Constipation is not respected enough as to it’s potential negative effects on health in Western medicine – and our societal discomfort with even discussing this important issue is part of the problem.
The first thing to understand is that your gut is your “first brain”. Proper gut function is the very beginning of good health – and often times the font of disease. If there is a back up in the sewage system then the gut can’t function properly.
Also, the way that we “define” constipation in medicine is dead wrong. I have seen responses from MDs telling people the following… “if someone has a bowel movement every 3 days, that is normal for him or her – that’s just their own rhythm.” That would be similar to telling someone with cancer, that for him or her it is “normal” to have cancer. Nothing could be further from the truth.
What nature intended is food in; food out. Ideally, if you have 2-3 meals a day, you should have 2-3 bowel movements a day. At the very least, you should have 1 bowel movement daily.
And we all know this is how it is supposed to work. Those of us that have dogs know that we feed the dog once or twice a day and the dog poops once or twice a day. If our dog went 3 days without pooping then we’d have it to the vet. Why would we accept anything less for ourselves?
Food transit time should be somewhere between 10 and 14 hours. Anything slower than that can end up interfering with digestion and allowing for the reabsorbtion of toxins that are hanging around too long in our intestinal tract.
There are 3 areas in the diet that can positively or negatively affect constipation; water, fiber and good bacteria.
Without adequate amounts of water the stool can become too hard and slow the whole process down. You should strive to drink at least half your body weight in ounces every day. And most of this should be consumed in-between meals – drinking too much water (or anything else) while eating only works to dilute digestive juices.

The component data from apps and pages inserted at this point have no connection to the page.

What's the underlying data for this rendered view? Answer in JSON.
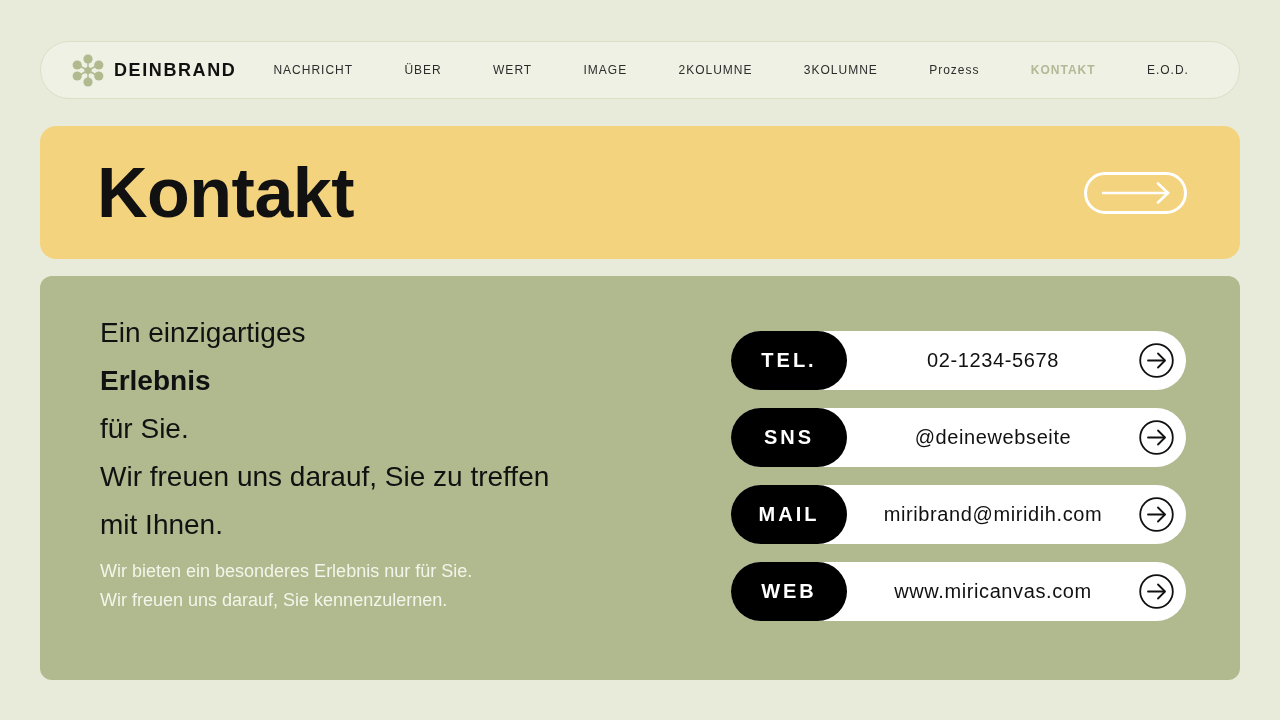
{
  "navbar": {
    "brand": "DEINBRAND",
    "items": [
      {
        "label": "NACHRICHT",
        "selected": false
      },
      {
        "label": "ÜBER",
        "selected": false
      },
      {
        "label": "WERT",
        "selected": false
      },
      {
        "label": "IMAGE",
        "selected": false
      },
      {
        "label": "2KOLUMNE",
        "selected": false
      },
      {
        "label": "3KOLUMNE",
        "selected": false
      },
      {
        "label": "Prozess",
        "selected": false
      },
      {
        "label": "KONTAKT",
        "selected": true
      },
      {
        "label": "E.O.D.",
        "selected": false
      }
    ]
  },
  "banner": {
    "title": "Kontakt"
  },
  "intro": {
    "headline": "Ein einzigartiges\n**Erlebnis**\nfür Sie.\nWir freuen uns darauf, Sie zu treffen\nmit Ihnen.",
    "text": "Wir bieten ein besonderes Erlebnis nur für Sie.\nWir freuen uns darauf, Sie kennenzulernen."
  },
  "contacts": [
    {
      "label": "TEL.",
      "value": "02-1234-5678"
    },
    {
      "label": "SNS",
      "value": "@deinewebseite"
    },
    {
      "label": "MAIL",
      "value": "miribrand@miridih.com"
    },
    {
      "label": "WEB",
      "value": "www.miricanvas.com"
    }
  ]
}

Fiber is important because it adds bulk to the stool and encourages the message to your intestines to “move things along.” Fiber comes from grains, beans and legumes, fruits and vegetable. The lack of adequate fiber in the Standard American Diet (SAD) is a constant negative factor is normal bowel function. The more a food is processed the less fiber it will contain. Although there are accepted guidelines as to the amount of fiber you should get in your diet – the real number is best determined by evaluating your bowel function – more is generally better.

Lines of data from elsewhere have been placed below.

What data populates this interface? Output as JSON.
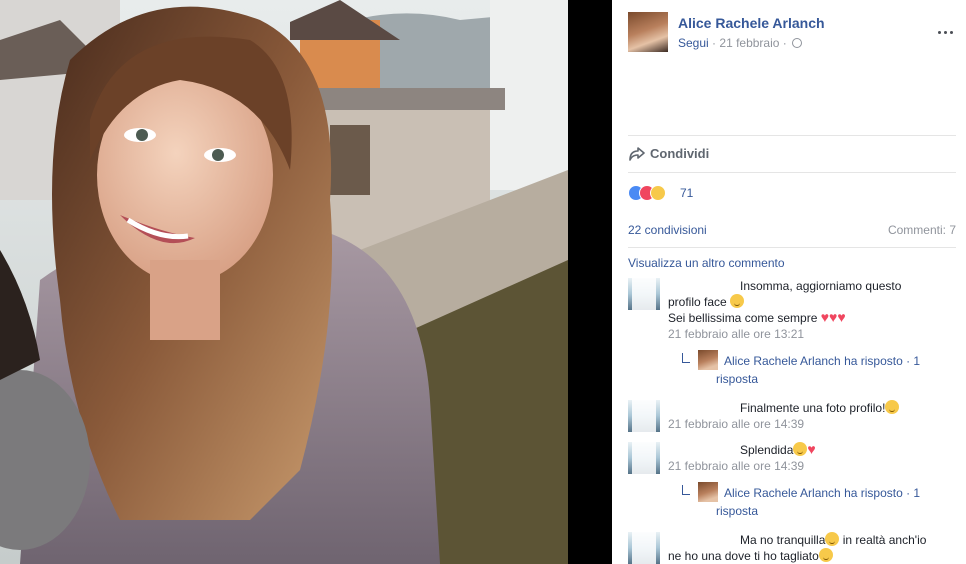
{
  "post": {
    "author": "Alice Rachele Arlanch",
    "follow_label": "Segui",
    "date": "21 febbraio",
    "separator": "·",
    "share_label": "Condividi",
    "reaction_count": "71",
    "shares": "22 condivisioni",
    "comments": "Commenti: 7",
    "view_more": "Visualizza un altro commento"
  },
  "comments": [
    {
      "text_line1": "Insomma, aggiorniamo questo",
      "text_line2": "profilo face",
      "text_line3": "Sei bellissima come sempre",
      "time": "21 febbraio alle ore 13:21",
      "reply_text": "Alice Rachele Arlanch ha risposto · 1",
      "reply_text2": "risposta"
    },
    {
      "text": "Finalmente una foto profilo!",
      "time": "21 febbraio alle ore 14:39"
    },
    {
      "text": "Splendida",
      "time": "21 febbraio alle ore 14:39",
      "reply_text": "Alice Rachele Arlanch ha risposto · 1",
      "reply_text2": "risposta"
    },
    {
      "text_line1": "Ma no tranquilla",
      "text_line1b": "in realtà anch'io",
      "text_line2": "ne ho una dove ti ho tagliato"
    }
  ],
  "icons": {
    "share": "share-arrow-icon",
    "more": "more-options-icon",
    "privacy": "globe-icon"
  },
  "colors": {
    "link": "#365899",
    "muted": "#90949c",
    "like": "#4a8af4",
    "love": "#f0465f",
    "wow": "#f7c94a"
  }
}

The dead cells of the good or friendly bacteria, as they run through their life cycle in the gut, make up about half of the bulk of stool. So when there is a lack of this, constipation is often the result. The relatively recent idea that we should live in a sterile environment continues to contribute to imbalances in our guts. Furthermore, people that have had their appendix removed may have a harder time maintaining a balanced intestinal flora. Eating fermented foods and avoiding tap water and antibiotics from meat can be helpful in maintaining a healthy biomass of good bacteria.
Lastly, hidden food sensitivities can be the cause of chronic constipation. Eliminating such common offenders as gluten, dairy, corn, soy and/or eggs might fix what has been a lifelong problem.
The biggest lifestyle issue revolves around exercise. The more you move; the more you move! Consistent exercise will helps massage the internal organs, including the digestive tract, and encourages peristalsis, the wave-like motion that constantly pushes things along.
Also to be considered are certain prescription medicines. Medicines can have a myriad of effects in the gut. Obviously, antibiotics will kill the good bacteria. Medicines that stop acid production in the stomach interfere with your ability to properly digest food – and the body doesn’t want to move undigested food along. Many pain medications can slow down the digestive tract; constipation can be the result.
Additionally, constant use of laxatives can lead to dependence and partial or complete loss of proper bowel motility.
Lastly, there are times when emotional issues show up in the body by causing constipation. Quite literally, you might ask yourself what it is that you are “holding on to” emotionally that can relate to not letting go of physical waste. Randi Botnick in our office is an excellent counselor that can help you explore this area.
There are supplements that can help alleviate constipation on it’s own and there are supplements to help treat the various underlying causes.
For various underlying causes: